It may be surprising to some as to how big the esports industry has grown over the last several decades. Competitive gaming now boasts a fan base that holds its own against traditional sports like professional basketball and professional baseball. Total esports revenue is projected to reach $1.6 billion in total revenue per year by 2021. Here’s a quick timeline of the evolution and growth of the esports industry:
1958: “Tennis for Two” was a video game that gave two players the chance to use joysticks to hit the ball over an onscreen net.
1972: Standford students participated in a tournament for a game called Spacewar.

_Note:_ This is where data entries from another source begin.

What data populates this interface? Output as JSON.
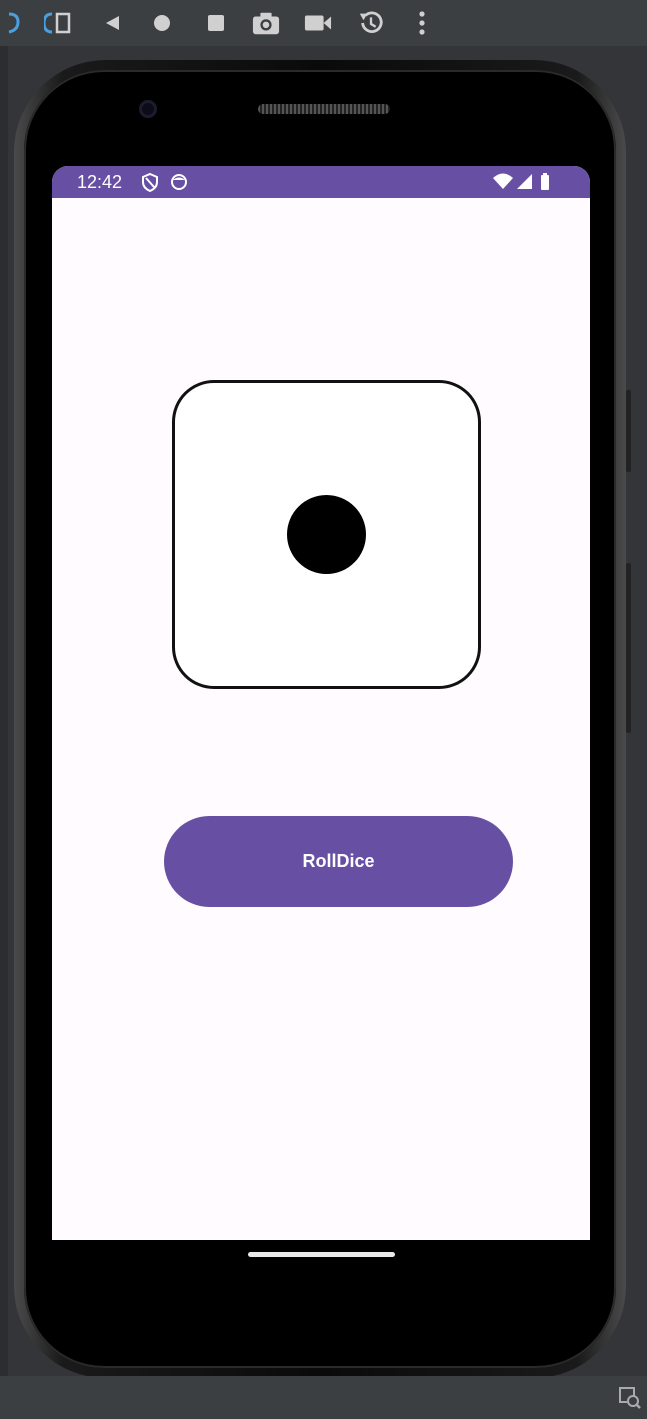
{
  "toolbar": {
    "icons": [
      "rotate-left-icon",
      "rotate-right-icon",
      "back-icon",
      "home-icon",
      "overview-icon",
      "screenshot-icon",
      "screen-record-icon",
      "snapshot-icon",
      "more-icon"
    ]
  },
  "status_bar": {
    "time": "12:42",
    "color": "#6750a4",
    "icons": [
      "shield-icon",
      "app-notification-icon",
      "wifi-icon",
      "signal-icon",
      "battery-icon"
    ]
  },
  "dice": {
    "face_value": 1
  },
  "main": {
    "roll_button_label": "RollDice",
    "accent_color": "#6750a4",
    "background_color": "#fffbfe"
  },
  "bottom_bar": {
    "icons": [
      "layout-inspector-icon"
    ]
  }
}
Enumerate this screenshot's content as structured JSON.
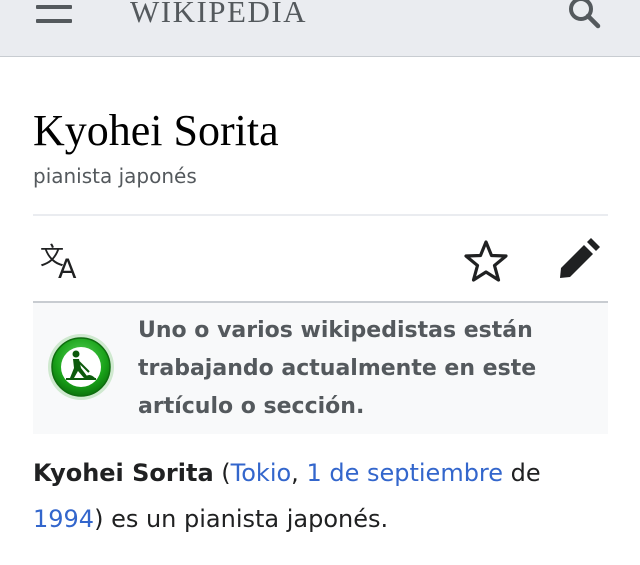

The grand prize for the winner was a year’s subscription for the Rolling Stone magazine.
1980: Eight years after the Spacewar tournament, Atari hosted a Space Invaders Championship with more than 10,000 competitors. This larger scale tournament made video game competition more mainstream.
1983: The record-keeping organization, Twin Galaxies, was founded by Walter Day to track the scores of the best gamers around the world. It also led to the birth of the U.S. National Video Game Team which helped boost the popularity of competitive gaming.

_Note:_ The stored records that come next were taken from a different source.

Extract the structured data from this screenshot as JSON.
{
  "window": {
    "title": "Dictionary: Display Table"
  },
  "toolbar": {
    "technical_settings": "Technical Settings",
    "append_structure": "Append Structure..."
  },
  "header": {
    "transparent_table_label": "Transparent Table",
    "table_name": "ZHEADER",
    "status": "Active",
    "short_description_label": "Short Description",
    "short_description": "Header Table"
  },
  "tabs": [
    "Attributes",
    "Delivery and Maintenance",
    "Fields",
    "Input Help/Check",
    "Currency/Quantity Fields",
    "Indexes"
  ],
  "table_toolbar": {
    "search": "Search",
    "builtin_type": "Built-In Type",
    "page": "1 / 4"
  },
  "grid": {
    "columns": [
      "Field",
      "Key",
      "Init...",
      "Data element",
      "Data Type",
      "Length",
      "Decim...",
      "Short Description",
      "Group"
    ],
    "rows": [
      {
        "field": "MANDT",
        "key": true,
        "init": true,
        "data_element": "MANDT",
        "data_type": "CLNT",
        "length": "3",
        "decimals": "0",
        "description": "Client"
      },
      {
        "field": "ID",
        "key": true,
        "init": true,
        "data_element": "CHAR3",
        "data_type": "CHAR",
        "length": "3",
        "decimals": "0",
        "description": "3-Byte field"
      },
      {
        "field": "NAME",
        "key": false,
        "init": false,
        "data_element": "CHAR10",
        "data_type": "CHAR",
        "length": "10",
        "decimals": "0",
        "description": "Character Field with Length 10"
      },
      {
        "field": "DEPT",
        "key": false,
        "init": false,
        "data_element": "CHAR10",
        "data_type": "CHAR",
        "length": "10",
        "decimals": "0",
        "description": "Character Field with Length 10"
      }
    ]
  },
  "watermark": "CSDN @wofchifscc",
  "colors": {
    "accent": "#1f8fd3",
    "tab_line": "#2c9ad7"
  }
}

1988: Credited by Wired Magazine as the first online sports game, Netrek made it possible for as many as 16 players to compete. The game was created mostly using cross-platform open-source software.
1990: At the start of the 90s, Nintendo launched the Nintendo World Championships which brought together the greatest Nintendo gamers. This tournament made its way across the USA and ended in California.
1996: Evolution Championship Series (EVO) esports tournament came to life in the mid-90s thanks to the popularity of Marvel vs. Capcom and Street Fighter.
The Late 90s: Before the start of the new millennium, PC gaming made large strides in growing popularity thanks to better internet connectivity around the world. Counter-Strike and Warcraft were among the games to spread as the competition level improved.
2000s: Gaming became more popular in Asia thanks to its increasing accessibility as a result of internet cafes spreading through countries like South Korea.
2006: The FUN Technologies Worldwide Webgames championship had a pool of 71 competitors with a grand prize of $1 million.
2010: With more than 400,000 participants in its Wii Games Summer 2010, Nintendo was responsible for one of the biggest tournaments in the history of gaming.
2011: Twitch came into existence in 2011 serving as a streaming platform for professional gamers and gaming tournaments. Twitch users watched approximately 12 billion minutes of video in 2013.
2013: The Staples Center served as the location of the Season 3 League of Legends World Championship. Tickets were completely sold out for the event.
2017: Filipino esports athletes started receiving athletic licenses by the Games and Amusements Board of the Philippines further increasing the legitimacy of professional gaming.
2019: Fortnite’s World Cup tournament started with 40 million players vying for 1 of 200 spots. The winner was a 16-year-old gamer, Kyle Giersdorf aka Bugha, who came out on top with $3 million.
2019: Kronoverse launches with a focus on improving the esports industry with the power of Bitcoin SV. Kronoverse facilitates native cash tournaments while providing better game integrity, true item ownership, a wider variety of games, and transparent network analytics.
Are you wanting to join the esports community if you aren’t already a part of it? If your answer is yes, join us at https://community.kronoverse.io/!